Using the word "Widerstand" as the filter, copy each matching line from the records.

--- EXTRACTED DATA Enclosed Below ---

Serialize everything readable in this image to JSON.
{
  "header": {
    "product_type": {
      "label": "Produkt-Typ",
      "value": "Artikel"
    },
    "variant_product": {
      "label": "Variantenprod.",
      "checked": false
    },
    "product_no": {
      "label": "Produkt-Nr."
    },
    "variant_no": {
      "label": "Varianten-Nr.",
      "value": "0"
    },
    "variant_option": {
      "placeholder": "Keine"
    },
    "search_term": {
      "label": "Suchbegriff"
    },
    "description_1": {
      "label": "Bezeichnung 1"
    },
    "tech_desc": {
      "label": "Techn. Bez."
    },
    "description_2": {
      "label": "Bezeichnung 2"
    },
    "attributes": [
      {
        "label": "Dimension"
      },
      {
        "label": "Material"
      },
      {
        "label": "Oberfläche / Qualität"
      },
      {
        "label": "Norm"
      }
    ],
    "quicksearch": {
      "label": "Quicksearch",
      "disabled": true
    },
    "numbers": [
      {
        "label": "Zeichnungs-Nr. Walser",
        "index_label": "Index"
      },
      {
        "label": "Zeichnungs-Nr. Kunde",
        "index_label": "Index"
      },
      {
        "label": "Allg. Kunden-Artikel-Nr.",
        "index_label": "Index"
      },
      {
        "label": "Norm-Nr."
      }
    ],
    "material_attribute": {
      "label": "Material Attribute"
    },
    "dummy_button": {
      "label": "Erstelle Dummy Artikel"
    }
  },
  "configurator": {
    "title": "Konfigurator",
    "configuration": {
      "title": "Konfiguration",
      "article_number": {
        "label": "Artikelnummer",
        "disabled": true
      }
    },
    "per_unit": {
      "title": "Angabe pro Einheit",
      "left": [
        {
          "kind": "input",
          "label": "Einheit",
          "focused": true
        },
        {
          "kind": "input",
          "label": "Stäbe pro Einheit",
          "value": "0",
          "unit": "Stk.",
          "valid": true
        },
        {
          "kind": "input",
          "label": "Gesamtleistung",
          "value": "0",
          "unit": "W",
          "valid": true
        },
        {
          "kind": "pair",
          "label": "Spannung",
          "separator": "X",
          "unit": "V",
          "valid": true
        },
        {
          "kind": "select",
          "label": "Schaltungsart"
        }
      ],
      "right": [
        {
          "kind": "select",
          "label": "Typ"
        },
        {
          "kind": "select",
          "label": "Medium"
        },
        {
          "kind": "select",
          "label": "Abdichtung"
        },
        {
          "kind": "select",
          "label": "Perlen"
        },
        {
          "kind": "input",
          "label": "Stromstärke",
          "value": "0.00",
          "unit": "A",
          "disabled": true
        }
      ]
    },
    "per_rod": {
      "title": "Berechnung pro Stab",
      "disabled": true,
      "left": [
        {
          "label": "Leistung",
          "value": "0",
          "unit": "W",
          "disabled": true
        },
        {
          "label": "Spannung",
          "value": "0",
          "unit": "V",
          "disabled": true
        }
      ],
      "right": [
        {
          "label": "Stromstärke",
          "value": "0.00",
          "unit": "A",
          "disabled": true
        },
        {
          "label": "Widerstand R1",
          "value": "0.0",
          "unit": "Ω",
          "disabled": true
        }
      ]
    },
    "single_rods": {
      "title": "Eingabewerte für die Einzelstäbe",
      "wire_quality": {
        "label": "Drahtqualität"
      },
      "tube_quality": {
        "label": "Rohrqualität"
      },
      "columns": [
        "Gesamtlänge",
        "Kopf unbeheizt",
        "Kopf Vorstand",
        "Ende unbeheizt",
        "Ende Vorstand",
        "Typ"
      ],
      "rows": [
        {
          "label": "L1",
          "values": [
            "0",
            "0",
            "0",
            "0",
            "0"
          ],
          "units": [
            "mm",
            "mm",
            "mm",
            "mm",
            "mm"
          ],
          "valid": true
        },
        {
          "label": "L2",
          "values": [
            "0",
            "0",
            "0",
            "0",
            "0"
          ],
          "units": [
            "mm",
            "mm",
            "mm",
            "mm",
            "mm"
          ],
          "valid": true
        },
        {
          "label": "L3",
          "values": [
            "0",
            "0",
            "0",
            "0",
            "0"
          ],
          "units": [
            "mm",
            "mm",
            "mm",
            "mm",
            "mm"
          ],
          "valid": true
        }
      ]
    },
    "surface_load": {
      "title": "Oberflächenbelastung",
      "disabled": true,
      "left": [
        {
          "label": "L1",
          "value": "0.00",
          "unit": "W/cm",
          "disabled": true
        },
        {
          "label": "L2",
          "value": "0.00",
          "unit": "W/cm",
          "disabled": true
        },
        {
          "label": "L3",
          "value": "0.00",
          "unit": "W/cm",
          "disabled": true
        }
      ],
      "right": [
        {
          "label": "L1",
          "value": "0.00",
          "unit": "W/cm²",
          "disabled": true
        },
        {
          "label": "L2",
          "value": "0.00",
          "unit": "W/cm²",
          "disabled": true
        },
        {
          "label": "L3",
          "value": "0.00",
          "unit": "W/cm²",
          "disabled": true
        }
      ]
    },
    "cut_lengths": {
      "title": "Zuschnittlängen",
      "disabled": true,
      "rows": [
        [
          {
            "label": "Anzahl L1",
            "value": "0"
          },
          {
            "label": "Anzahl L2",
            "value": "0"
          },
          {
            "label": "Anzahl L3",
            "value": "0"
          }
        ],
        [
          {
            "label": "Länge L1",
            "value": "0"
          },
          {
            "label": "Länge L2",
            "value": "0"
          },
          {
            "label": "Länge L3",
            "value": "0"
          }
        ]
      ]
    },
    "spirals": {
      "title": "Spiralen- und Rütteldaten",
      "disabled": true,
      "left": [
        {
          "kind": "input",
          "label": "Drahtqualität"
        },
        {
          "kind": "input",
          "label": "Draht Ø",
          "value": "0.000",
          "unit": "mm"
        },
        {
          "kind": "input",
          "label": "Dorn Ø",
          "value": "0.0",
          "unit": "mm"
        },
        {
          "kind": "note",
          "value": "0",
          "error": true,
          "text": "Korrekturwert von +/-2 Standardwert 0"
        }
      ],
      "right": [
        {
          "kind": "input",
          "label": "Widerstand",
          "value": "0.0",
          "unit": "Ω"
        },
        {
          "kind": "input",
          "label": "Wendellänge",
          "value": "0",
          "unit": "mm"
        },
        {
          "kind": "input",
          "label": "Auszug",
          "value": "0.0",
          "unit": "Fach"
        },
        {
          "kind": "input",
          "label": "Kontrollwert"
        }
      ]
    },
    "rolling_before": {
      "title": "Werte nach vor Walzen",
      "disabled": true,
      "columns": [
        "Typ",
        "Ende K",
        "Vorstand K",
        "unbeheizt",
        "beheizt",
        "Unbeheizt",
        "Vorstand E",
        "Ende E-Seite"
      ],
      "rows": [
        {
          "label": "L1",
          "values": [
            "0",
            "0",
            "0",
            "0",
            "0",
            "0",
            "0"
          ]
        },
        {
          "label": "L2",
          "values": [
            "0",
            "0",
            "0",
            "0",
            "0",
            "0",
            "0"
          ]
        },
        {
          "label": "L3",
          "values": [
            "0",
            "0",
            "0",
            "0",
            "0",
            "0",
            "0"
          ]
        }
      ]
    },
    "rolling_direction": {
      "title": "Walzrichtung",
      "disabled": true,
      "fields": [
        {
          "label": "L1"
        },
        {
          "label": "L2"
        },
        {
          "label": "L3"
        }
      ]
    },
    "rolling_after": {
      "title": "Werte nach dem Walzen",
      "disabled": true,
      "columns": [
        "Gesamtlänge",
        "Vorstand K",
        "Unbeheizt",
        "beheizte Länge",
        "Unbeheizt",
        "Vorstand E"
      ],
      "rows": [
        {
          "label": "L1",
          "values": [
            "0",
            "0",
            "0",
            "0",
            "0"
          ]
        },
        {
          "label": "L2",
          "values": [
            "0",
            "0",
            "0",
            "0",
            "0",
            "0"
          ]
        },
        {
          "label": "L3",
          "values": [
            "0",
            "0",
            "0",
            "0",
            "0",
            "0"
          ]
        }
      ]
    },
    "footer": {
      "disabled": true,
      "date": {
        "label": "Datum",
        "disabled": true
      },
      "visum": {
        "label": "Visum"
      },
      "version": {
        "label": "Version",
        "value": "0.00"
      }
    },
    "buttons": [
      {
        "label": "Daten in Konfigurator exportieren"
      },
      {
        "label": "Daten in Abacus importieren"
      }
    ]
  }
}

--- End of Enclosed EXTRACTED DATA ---

## TASK RESPONSE
          "label": "Widerstand R1",
          "label": "Widerstand",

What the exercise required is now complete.